## Records supplied
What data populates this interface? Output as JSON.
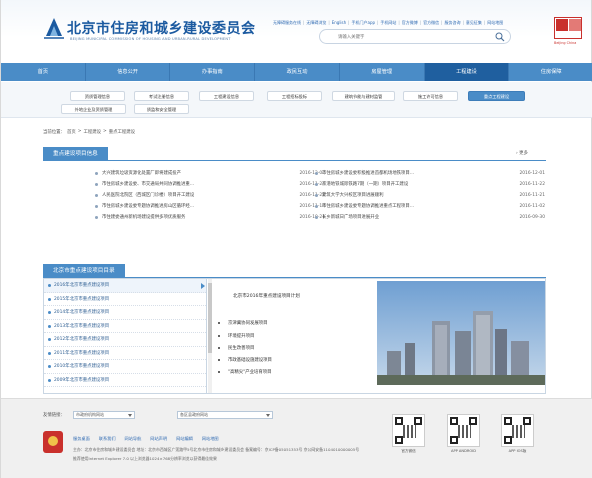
{
  "header": {
    "title": "北京市住房和城乡建设委员会",
    "subtitle": "BEIJING MUNICIPAL COMMISSION OF HOUSING AND URBAN-RURAL DEVELOPMENT",
    "toplinks": [
      "无障碍服务在线",
      "无障碍浏览",
      "English",
      "手机门户app",
      "手机网站",
      "官方微博",
      "官方微信",
      "服务咨询",
      "意见征集",
      "网站地图"
    ],
    "search_placeholder": "请输入关键字",
    "badge_caption": "Beijing China"
  },
  "nav": {
    "items": [
      "首页",
      "信息公开",
      "办事指南",
      "政民互动",
      "房屋管理",
      "工程建设",
      "住房保障"
    ],
    "active_index": 5
  },
  "subnav": {
    "row1": [
      "资质管理信息",
      "考试注册信息",
      "工程建设信息",
      "工程招标投标",
      "建筑节能与建材监管",
      "施工许可信息",
      "重点工程建设"
    ],
    "row2": [
      "外地企业及资质管理",
      "质监和安全管理"
    ],
    "active": "重点工程建设"
  },
  "breadcrumb": [
    "当前位置：",
    "首页",
    ">",
    "工程建设",
    ">",
    "重点工程建设"
  ],
  "key_projects": {
    "title": "重点建设项目信息",
    "more": "更多",
    "left": [
      {
        "title": "大兴建筑垃圾资源化处置厂即将建成投产",
        "date": "2016-12-02"
      },
      {
        "title": "市住房城乡建设委、市交通局共同协调推进重...",
        "date": "2016-11-24"
      },
      {
        "title": "人民医院北院区（西城区门诊楼）项目开工建设",
        "date": "2016-11-21"
      },
      {
        "title": "市住房城乡建设委专题协调推进房山区循环经...",
        "date": "2016-11-18"
      },
      {
        "title": "市住建委通州新机场建设提供多项优质服务",
        "date": "2016-10-21"
      }
    ],
    "right": [
      {
        "title": "市住房城乡建设委积极推进首都机场地铁项目...",
        "date": "2016-12-01"
      },
      {
        "title": "京港地铁城际铁路7期（一期）项目开工建设",
        "date": "2016-11-22"
      },
      {
        "title": "建筑大学大兴校区项目进展顺利",
        "date": "2016-11-21"
      },
      {
        "title": "市住房城乡建设委专题协调推进重点工程项目...",
        "date": "2016-11-02"
      },
      {
        "title": "长乡新城日广场项目进展开业",
        "date": "2016-09-30"
      }
    ]
  },
  "directory": {
    "title": "北京市重点建设项目目录",
    "years": [
      "2016年北京市重点建设项目",
      "2015年北京市重点建设项目",
      "2014年北京市重点建设项目",
      "2013年北京市重点建设项目",
      "2012年北京市重点建设项目",
      "2011年北京市重点建设项目",
      "2010年北京市重点建设项目",
      "2009年北京市重点建设项目"
    ],
    "selected_index": 0,
    "detail_title": "北京市2016年重点建设项目计划",
    "detail_items": [
      "京津冀协同发展项目",
      "环境提升项目",
      "民生改善项目",
      "市政基础设施建设项目",
      "\"高精尖\"产业培育项目"
    ]
  },
  "footer": {
    "links_label": "友情链接：",
    "select1": "市政府机构网站",
    "select2": "各区县政府网站",
    "nav_links": [
      "服务桌面",
      "联系我们",
      "网站导航",
      "网站声明",
      "网站编辑",
      "网站地图"
    ],
    "line1": "主办：北京市住房和城乡建设委员会  地址：北京市西城区广莲路甲5号北京市住房和城乡建设委员会  备案编号：京ICP备05051353号  京公网安备1104010000005号",
    "line2": "推荐使用Internet Explorer 7.0 以上浏览器1024×768分辨率浏览以获得最佳效果",
    "qr": [
      "官方微信",
      "APP ANDROID",
      "APP IOS版"
    ]
  }
}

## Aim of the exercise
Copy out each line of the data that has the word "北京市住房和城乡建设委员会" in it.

## Reply
    "title": "北京市住房和城乡建设委员会",
    "line1": "主办：北京市住房和城乡建设委员会  地址：北京市西城区广莲路甲5号北京市住房和城乡建设委员会  备案编号：京ICP备05051353号  京公网安备1104010000005号",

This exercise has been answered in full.